┌─ Data records

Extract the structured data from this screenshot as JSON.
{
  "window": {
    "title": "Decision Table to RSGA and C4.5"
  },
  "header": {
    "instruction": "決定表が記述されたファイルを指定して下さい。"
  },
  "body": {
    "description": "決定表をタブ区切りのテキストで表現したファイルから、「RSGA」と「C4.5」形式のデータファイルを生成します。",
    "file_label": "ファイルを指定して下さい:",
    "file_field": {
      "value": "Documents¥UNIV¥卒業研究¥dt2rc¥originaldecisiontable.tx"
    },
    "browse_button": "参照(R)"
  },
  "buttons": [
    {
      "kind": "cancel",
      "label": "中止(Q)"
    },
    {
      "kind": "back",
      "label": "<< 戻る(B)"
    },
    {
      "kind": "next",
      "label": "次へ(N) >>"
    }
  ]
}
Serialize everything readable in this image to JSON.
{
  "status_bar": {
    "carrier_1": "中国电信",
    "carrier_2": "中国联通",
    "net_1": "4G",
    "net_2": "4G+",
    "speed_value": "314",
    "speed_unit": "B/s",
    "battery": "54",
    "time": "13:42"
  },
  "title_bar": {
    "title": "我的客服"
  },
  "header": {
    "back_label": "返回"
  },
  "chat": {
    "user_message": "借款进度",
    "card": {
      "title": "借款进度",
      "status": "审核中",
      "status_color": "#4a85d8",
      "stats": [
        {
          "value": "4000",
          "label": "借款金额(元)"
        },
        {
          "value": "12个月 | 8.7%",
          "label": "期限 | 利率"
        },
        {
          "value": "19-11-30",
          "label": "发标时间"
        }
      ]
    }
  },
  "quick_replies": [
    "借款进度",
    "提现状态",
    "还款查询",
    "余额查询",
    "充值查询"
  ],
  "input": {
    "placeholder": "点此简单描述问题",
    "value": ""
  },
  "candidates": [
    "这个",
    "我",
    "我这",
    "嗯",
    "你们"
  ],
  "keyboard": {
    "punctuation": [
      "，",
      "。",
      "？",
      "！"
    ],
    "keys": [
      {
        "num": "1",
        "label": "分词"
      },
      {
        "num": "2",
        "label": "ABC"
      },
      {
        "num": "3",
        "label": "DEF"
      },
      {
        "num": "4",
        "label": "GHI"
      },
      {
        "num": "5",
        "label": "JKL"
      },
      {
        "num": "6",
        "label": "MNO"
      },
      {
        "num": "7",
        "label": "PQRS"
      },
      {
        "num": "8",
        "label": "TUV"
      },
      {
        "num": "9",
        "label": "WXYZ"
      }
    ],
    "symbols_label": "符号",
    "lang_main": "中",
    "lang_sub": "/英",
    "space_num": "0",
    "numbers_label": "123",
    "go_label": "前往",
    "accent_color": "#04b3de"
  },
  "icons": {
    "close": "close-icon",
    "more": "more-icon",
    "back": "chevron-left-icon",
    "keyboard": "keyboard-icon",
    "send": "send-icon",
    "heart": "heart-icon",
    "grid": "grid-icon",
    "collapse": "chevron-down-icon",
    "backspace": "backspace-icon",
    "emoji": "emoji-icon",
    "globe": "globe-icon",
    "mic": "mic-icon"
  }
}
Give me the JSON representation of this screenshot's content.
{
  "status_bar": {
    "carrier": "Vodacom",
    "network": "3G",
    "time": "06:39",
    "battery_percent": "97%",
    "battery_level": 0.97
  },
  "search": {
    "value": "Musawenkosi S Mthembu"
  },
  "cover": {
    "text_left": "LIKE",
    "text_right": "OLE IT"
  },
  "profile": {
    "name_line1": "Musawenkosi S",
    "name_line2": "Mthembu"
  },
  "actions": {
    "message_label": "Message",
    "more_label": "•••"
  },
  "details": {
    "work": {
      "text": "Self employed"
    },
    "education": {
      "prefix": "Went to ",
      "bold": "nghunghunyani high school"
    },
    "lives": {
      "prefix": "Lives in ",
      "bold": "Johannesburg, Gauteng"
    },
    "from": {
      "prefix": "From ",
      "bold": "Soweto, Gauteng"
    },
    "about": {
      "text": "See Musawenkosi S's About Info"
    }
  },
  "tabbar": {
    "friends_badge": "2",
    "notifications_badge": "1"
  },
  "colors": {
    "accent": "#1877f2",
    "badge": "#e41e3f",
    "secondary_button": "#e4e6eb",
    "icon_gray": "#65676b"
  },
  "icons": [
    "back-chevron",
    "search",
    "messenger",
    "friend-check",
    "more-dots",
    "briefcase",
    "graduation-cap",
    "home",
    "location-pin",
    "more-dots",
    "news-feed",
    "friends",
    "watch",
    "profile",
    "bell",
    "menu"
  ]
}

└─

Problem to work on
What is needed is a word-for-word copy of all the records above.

Response below
Extract the structured data from this screenshot as JSON.
{
  "window": {
    "title": "Decision Table to RSGA and C4.5"
  },
  "header": {
    "instruction": "決定表が記述されたファイルを指定して下さい。"
  },
  "body": {
    "description": "決定表をタブ区切りのテキストで表現したファイルから、「RSGA」と「C4.5」形式のデータファイルを生成します。",
    "file_label": "ファイルを指定して下さい:",
    "file_field": {
      "value": "Documents¥UNIV¥卒業研究¥dt2rc¥originaldecisiontable.tx"
    },
    "browse_button": "参照(R)"
  },
  "buttons": [
    {
      "kind": "cancel",
      "label": "中止(Q)"
    },
    {
      "kind": "back",
      "label": "<< 戻る(B)"
    },
    {
      "kind": "next",
      "label": "次へ(N) >>"
    }
  ]
}
Serialize everything readable in this image to JSON.
{
  "status_bar": {
    "carrier_1": "中国电信",
    "carrier_2": "中国联通",
    "net_1": "4G",
    "net_2": "4G+",
    "speed_value": "314",
    "speed_unit": "B/s",
    "battery": "54",
    "time": "13:42"
  },
  "title_bar": {
    "title": "我的客服"
  },
  "header": {
    "back_label": "返回"
  },
  "chat": {
    "user_message": "借款进度",
    "card": {
      "title": "借款进度",
      "status": "审核中",
      "status_color": "#4a85d8",
      "stats": [
        {
          "value": "4000",
          "label": "借款金额(元)"
        },
        {
          "value": "12个月 | 8.7%",
          "label": "期限 | 利率"
        },
        {
          "value": "19-11-30",
          "label": "发标时间"
        }
      ]
    }
  },
  "quick_replies": [
    "借款进度",
    "提现状态",
    "还款查询",
    "余额查询",
    "充值查询"
  ],
  "input": {
    "placeholder": "点此简单描述问题",
    "value": ""
  },
  "candidates": [
    "这个",
    "我",
    "我这",
    "嗯",
    "你们"
  ],
  "keyboard": {
    "punctuation": [
      "，",
      "。",
      "？",
      "！"
    ],
    "keys": [
      {
        "num": "1",
        "label": "分词"
      },
      {
        "num": "2",
        "label": "ABC"
      },
      {
        "num": "3",
        "label": "DEF"
      },
      {
        "num": "4",
        "label": "GHI"
      },
      {
        "num": "5",
        "label": "JKL"
      },
      {
        "num": "6",
        "label": "MNO"
      },
      {
        "num": "7",
        "label": "PQRS"
      },
      {
        "num": "8",
        "label": "TUV"
      },
      {
        "num": "9",
        "label": "WXYZ"
      }
    ],
    "symbols_label": "符号",
    "lang_main": "中",
    "lang_sub": "/英",
    "space_num": "0",
    "numbers_label": "123",
    "go_label": "前往",
    "accent_color": "#04b3de"
  },
  "icons": {
    "close": "close-icon",
    "more": "more-icon",
    "back": "chevron-left-icon",
    "keyboard": "keyboard-icon",
    "send": "send-icon",
    "heart": "heart-icon",
    "grid": "grid-icon",
    "collapse": "chevron-down-icon",
    "backspace": "backspace-icon",
    "emoji": "emoji-icon",
    "globe": "globe-icon",
    "mic": "mic-icon"
  }
}
Give me the JSON representation of this screenshot's content.
{
  "status_bar": {
    "carrier": "Vodacom",
    "network": "3G",
    "time": "06:39",
    "battery_percent": "97%",
    "battery_level": 0.97
  },
  "search": {
    "value": "Musawenkosi S Mthembu"
  },
  "cover": {
    "text_left": "LIKE",
    "text_right": "OLE IT"
  },
  "profile": {
    "name_line1": "Musawenkosi S",
    "name_line2": "Mthembu"
  },
  "actions": {
    "message_label": "Message",
    "more_label": "•••"
  },
  "details": {
    "work": {
      "text": "Self employed"
    },
    "education": {
      "prefix": "Went to ",
      "bold": "nghunghunyani high school"
    },
    "lives": {
      "prefix": "Lives in ",
      "bold": "Johannesburg, Gauteng"
    },
    "from": {
      "prefix": "From ",
      "bold": "Soweto, Gauteng"
    },
    "about": {
      "text": "See Musawenkosi S's About Info"
    }
  },
  "tabbar": {
    "friends_badge": "2",
    "notifications_badge": "1"
  },
  "colors": {
    "accent": "#1877f2",
    "badge": "#e41e3f",
    "secondary_button": "#e4e6eb",
    "icon_gray": "#65676b"
  },
  "icons": [
    "back-chevron",
    "search",
    "messenger",
    "friend-check",
    "more-dots",
    "briefcase",
    "graduation-cap",
    "home",
    "location-pin",
    "more-dots",
    "news-feed",
    "friends",
    "watch",
    "profile",
    "bell",
    "menu"
  ]
}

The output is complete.